[Opening Records to use section]

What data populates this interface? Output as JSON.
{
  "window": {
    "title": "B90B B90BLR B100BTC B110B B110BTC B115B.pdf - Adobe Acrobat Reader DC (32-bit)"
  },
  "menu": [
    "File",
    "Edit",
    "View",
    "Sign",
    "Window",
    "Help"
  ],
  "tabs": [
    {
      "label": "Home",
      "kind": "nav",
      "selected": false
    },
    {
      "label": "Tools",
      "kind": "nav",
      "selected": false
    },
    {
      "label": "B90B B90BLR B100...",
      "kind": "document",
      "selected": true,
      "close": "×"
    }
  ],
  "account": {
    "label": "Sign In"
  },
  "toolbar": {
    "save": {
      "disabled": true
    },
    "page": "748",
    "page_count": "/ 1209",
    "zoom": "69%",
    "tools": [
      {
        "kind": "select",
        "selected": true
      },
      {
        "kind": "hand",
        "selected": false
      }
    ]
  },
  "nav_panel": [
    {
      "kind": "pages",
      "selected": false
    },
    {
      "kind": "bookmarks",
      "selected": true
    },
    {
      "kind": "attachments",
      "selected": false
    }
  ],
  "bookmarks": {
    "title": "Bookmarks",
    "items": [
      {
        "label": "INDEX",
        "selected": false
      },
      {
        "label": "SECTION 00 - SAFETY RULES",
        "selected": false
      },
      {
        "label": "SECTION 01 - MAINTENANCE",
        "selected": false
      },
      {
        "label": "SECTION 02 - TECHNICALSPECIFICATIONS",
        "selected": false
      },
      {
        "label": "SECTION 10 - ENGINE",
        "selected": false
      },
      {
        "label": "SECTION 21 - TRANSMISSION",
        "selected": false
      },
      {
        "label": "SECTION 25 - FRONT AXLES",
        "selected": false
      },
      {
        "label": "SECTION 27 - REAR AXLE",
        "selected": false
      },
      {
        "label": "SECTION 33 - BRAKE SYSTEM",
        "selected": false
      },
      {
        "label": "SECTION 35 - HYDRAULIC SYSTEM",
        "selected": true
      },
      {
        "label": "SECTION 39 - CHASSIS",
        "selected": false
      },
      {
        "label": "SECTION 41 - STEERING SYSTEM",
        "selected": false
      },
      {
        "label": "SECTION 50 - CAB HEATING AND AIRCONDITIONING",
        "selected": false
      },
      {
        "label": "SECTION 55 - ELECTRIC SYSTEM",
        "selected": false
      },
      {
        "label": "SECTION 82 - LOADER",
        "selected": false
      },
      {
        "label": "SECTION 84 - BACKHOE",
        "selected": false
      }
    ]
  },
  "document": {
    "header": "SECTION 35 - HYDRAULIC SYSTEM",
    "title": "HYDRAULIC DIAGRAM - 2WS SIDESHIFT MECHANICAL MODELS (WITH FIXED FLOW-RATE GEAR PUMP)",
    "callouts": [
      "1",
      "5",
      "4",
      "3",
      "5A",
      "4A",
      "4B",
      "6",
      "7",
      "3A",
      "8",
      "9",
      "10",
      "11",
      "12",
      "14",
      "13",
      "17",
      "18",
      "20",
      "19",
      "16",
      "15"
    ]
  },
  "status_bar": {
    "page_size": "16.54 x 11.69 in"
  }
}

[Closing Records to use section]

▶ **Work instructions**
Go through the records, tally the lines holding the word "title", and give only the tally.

▶ **Exercise response**
3